++++ Dataset extract ++++
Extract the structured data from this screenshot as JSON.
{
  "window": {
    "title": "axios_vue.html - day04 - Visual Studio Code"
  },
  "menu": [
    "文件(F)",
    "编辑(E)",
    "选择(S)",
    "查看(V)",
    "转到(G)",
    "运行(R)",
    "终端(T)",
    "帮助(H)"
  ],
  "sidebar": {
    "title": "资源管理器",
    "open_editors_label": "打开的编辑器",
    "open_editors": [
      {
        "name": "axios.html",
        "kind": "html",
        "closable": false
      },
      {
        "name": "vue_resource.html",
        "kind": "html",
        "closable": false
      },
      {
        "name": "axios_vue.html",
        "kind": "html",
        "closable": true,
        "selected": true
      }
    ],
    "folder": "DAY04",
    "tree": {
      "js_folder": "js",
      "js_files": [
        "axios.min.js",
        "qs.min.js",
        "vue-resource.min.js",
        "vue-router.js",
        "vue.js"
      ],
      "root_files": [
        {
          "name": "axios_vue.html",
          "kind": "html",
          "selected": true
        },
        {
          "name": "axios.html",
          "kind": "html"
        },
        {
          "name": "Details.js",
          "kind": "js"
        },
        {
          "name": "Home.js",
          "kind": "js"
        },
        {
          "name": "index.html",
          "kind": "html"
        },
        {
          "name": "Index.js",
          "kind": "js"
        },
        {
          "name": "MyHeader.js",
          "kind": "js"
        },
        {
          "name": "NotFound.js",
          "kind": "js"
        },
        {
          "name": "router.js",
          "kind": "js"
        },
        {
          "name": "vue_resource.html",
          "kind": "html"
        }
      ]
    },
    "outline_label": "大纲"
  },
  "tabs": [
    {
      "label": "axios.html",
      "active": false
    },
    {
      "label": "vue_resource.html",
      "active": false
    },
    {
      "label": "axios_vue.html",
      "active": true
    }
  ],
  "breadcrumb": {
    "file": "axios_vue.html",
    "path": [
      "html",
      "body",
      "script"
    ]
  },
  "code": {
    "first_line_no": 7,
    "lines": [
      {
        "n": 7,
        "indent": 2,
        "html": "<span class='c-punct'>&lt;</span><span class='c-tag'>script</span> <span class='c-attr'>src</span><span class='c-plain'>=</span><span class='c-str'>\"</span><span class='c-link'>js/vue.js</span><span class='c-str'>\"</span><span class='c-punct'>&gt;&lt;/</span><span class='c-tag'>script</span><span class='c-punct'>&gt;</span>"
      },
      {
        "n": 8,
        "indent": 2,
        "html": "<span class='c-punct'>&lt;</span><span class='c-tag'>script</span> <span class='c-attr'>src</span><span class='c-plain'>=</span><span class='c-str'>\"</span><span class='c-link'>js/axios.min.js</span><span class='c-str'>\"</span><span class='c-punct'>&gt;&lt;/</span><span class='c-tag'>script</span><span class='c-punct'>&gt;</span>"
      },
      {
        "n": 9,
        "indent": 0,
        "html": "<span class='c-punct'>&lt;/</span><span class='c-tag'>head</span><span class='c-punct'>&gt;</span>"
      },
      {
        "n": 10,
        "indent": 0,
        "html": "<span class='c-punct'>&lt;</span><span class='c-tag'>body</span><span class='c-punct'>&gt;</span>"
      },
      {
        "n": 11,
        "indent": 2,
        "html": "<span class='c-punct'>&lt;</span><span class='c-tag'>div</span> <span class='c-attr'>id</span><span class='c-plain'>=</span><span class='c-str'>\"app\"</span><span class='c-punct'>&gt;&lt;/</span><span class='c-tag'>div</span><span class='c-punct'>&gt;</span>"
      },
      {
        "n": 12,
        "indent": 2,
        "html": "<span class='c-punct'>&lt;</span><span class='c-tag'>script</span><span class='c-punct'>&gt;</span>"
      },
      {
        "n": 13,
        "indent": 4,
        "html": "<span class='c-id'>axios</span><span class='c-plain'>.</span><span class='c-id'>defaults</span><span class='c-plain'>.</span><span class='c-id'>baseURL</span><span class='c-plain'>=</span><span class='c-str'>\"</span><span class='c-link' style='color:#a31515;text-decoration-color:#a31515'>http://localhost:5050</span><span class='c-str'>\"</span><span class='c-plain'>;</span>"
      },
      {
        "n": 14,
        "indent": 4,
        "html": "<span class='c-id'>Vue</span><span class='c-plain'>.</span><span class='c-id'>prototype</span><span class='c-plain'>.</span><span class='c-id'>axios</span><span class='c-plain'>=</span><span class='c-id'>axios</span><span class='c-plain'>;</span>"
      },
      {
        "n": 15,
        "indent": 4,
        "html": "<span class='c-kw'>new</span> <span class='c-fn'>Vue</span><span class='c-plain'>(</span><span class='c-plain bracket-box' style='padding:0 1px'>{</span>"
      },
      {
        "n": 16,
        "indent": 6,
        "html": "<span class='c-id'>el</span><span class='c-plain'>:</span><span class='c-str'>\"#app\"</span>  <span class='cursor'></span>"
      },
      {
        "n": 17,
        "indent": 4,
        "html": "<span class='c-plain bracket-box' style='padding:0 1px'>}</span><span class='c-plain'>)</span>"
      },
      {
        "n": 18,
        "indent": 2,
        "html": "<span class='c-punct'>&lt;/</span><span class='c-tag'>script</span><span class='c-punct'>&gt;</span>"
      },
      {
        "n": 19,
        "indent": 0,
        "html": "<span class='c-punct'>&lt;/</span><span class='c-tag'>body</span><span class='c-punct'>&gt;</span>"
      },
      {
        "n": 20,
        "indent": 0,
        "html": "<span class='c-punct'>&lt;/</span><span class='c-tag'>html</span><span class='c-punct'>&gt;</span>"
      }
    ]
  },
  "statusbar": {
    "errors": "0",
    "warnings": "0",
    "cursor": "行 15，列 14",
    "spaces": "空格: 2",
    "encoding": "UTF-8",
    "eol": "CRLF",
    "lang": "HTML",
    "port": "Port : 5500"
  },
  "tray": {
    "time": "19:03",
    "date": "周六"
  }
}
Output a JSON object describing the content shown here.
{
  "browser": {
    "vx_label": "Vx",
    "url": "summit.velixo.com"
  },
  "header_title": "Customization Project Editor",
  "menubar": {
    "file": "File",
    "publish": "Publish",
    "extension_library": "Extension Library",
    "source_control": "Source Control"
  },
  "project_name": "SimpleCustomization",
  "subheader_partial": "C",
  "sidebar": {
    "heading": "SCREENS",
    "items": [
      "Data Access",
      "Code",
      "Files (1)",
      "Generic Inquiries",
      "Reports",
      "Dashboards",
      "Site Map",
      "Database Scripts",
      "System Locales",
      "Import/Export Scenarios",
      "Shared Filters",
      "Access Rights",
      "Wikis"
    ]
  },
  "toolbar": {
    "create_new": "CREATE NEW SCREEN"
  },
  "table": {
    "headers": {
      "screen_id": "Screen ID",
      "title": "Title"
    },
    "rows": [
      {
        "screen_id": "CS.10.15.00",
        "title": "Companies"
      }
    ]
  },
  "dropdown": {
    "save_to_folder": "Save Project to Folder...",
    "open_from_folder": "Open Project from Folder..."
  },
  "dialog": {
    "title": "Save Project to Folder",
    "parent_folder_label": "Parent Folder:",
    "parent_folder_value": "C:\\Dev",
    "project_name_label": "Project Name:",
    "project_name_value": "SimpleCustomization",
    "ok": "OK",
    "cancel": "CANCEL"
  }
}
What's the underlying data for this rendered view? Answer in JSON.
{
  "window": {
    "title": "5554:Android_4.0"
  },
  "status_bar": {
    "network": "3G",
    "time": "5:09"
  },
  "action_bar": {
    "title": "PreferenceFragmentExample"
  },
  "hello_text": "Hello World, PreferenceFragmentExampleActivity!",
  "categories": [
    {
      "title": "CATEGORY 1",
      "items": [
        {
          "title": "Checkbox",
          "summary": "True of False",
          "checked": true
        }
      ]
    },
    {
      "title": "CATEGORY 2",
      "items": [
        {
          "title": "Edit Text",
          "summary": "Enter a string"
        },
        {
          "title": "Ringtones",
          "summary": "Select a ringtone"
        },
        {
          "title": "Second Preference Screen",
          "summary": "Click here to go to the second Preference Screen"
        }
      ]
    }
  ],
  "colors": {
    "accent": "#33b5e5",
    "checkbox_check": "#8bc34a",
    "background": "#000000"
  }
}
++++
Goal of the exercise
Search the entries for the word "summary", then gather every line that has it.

Answer section
          "summary": "True of False",
          "summary": "Enter a string"
          "summary": "Select a ringtone"
          "summary": "Click here to go to the second Preference Screen"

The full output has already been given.